The five sermons in the book cover a wide range of issues. In the first sermon, Bruce deals with the sacraments in general. He places his entire discussion in the context of union with Christ, saying, “There is nothing in this world, or out of this world, more to be wished by everyone of you than to be conjoined with Jesus Christ, and once for all made one with Him, the God of glory.” God brings about this union by means of the Word and the sacraments. Bruce devotes this first sermon to an examination of four fundamental questions: 1) the meaning of the sacramental sign; 2) the meaning of the thing signified; 3) the union of the sign and the thing signified; and 4) the different ways the sign and the thing signified are given and received.
Bruce follows the sacramental theology of John Calvin rather than that of Zwingli.
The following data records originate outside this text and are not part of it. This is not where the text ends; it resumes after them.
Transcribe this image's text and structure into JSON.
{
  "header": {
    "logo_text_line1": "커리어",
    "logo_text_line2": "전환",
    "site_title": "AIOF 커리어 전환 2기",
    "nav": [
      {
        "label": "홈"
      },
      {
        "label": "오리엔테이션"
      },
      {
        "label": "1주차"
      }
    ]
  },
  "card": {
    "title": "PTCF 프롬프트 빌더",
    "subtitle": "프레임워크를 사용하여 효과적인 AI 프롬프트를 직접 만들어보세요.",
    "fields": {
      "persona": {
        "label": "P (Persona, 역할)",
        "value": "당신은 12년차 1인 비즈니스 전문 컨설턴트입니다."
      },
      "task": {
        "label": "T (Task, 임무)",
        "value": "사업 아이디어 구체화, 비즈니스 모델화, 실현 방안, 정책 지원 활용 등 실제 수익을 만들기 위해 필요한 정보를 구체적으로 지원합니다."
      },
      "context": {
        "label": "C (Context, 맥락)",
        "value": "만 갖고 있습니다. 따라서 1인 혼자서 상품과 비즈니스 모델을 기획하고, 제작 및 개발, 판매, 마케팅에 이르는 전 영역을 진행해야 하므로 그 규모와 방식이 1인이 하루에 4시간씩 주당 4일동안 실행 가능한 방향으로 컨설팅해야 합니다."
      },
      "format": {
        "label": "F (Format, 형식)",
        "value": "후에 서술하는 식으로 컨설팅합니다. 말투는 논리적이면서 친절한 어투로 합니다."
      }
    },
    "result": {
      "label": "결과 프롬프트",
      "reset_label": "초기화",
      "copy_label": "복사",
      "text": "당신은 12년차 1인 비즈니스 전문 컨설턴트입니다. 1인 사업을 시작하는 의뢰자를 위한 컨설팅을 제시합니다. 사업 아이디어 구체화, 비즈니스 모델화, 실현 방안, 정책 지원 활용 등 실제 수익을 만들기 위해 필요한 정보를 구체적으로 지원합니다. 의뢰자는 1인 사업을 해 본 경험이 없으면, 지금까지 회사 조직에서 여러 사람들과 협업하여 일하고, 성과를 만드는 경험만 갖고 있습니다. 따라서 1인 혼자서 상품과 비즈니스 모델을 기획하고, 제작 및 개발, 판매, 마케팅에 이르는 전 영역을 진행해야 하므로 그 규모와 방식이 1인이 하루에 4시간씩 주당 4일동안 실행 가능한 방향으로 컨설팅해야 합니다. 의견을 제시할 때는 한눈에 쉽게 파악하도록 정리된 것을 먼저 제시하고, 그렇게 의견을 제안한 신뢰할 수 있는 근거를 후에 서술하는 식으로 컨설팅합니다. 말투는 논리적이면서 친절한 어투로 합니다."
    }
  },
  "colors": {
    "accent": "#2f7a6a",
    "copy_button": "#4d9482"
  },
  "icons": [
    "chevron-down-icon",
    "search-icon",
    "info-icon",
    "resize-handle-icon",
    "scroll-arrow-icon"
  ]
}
Considering the fact that Zwingli’s memorialist view is the dominant view among evangelicals today, Bruce’s language may come as a surprise to those not familiar with the doctrine of Calvin or some of the first Reformed confessions. Bruce begins by noting that the signs are the sacramental elements and the sacramental actions (such as the breaking of the bread and the pouring of the wine). The thing signified is the whole Christ along with all of His benefits and graces. The sign and the thing signified are not conjoined locally, corporally, or visibly, but are instead joined in a mystical and spiritual manner. As the minister gives the bread and wine, Christ Himself gives His body and blood to believing recipients, and as the believer receives the bread and wine with his hand and mouth, he receives the body and blood of Christ spiritually by faith.
In his second and third sermons, Bruce deals specifically with the sacrament of the Lord’s Supper. He looks at the names given to the sacrament in Scripture, the reasons why it was instituted, and objections to the Calvinistic doctrine. He contends that the Supper represents our spiritual nourishment, bears witness of our faith to the world, serves as a sovereign medicine for our spiritual ailments, and is a means of giving thanks to God. In addressing various objections to the Calvinistic doctrine, Bruce offers a fine critique of the Roman Catholic doctrine of transubstantiation.
In the final two sermons, Bruce addresses our preparation for receiving the Lord’s Supper, offering practical advice and admonition to all believers. He urges communicants to test their consciences to determine first whether they are at peace with God and second whether they have love for their neighbor. After an extended discussion of the conscience, Bruce expounds on the absolute necessity of faith for proper reception of the Supper. He observes that true faith will always exhibit certain fruit in the lives of those who have it. He mentions specifically prayer, forgiveness, and compassion.
It is probably not an exaggeration to say that many, if not most, Christians coming to the Lord’s Table in our day have very little comprehension of what they are doing or why they are doing it. This is a tragic and, frankly, dangerous state of affairs. Christians are warned not to partake of the Supper in an unworthy manner, and they are called to examine themselves and to partake with discernment (1 Cor. 11:27–30). Bruce’s sermons are a remedy for the widespread ignorance that exists in the church today and should be in the hands of every Christian who desires to partake of the Lord’s Supper intelligently and with some understanding of this precious means of grace.